- _WHAT YOU HAVE TO DO_
Make an exact copy of every entry, leaving the pictures out.
── DATA PROVIDED ──
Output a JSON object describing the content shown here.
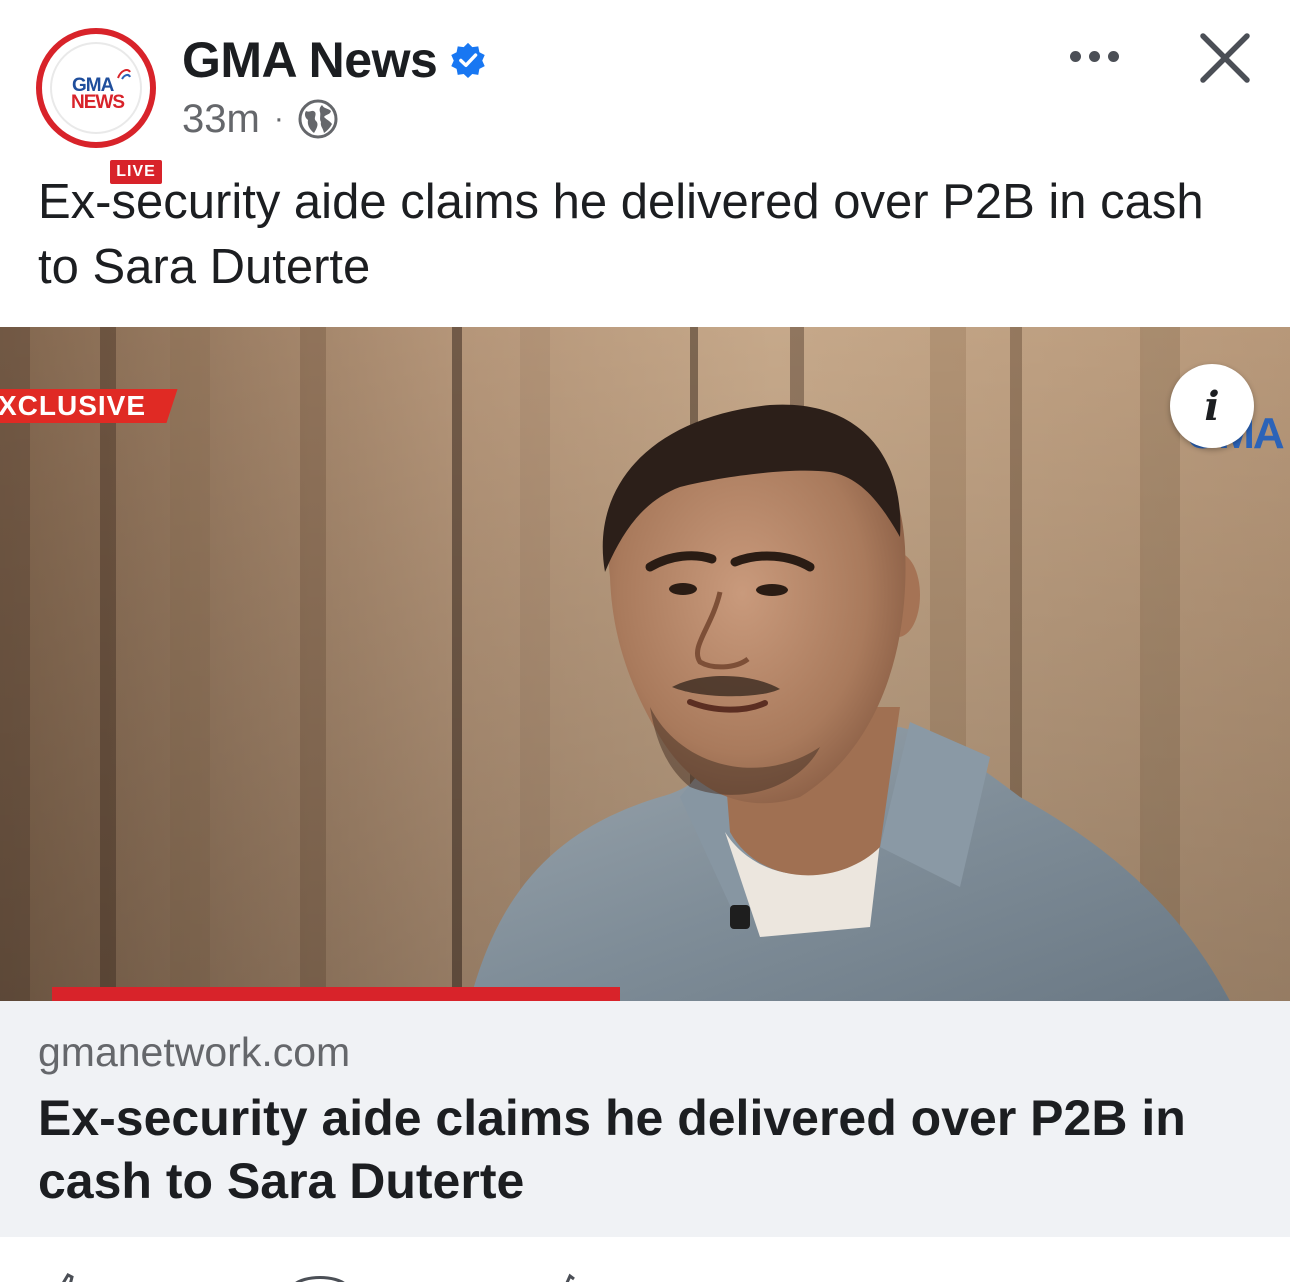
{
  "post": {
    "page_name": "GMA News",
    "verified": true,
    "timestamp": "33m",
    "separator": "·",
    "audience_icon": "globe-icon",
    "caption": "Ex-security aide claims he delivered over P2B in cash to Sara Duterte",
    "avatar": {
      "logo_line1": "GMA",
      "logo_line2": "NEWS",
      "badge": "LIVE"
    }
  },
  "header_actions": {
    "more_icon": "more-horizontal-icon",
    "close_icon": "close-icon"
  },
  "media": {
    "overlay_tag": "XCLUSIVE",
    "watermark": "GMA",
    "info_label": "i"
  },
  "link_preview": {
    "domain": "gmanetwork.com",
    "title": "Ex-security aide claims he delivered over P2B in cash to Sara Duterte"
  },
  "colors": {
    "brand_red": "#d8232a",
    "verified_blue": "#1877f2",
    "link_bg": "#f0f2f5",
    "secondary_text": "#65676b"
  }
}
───
- _TASK ANSWER_
Output a JSON object describing the content shown here.
{
  "post": {
    "page_name": "GMA News",
    "verified": true,
    "timestamp": "33m",
    "separator": "·",
    "audience_icon": "globe-icon",
    "caption": "Ex-security aide claims he delivered over P2B in cash to Sara Duterte",
    "avatar": {
      "logo_line1": "GMA",
      "logo_line2": "NEWS",
      "badge": "LIVE"
    }
  },
  "header_actions": {
    "more_icon": "more-horizontal-icon",
    "close_icon": "close-icon"
  },
  "media": {
    "overlay_tag": "XCLUSIVE",
    "watermark": "GMA",
    "info_label": "i"
  },
  "link_preview": {
    "domain": "gmanetwork.com",
    "title": "Ex-security aide claims he delivered over P2B in cash to Sara Duterte"
  },
  "colors": {
    "brand_red": "#d8232a",
    "verified_blue": "#1877f2",
    "link_bg": "#f0f2f5",
    "secondary_text": "#65676b"
  }
}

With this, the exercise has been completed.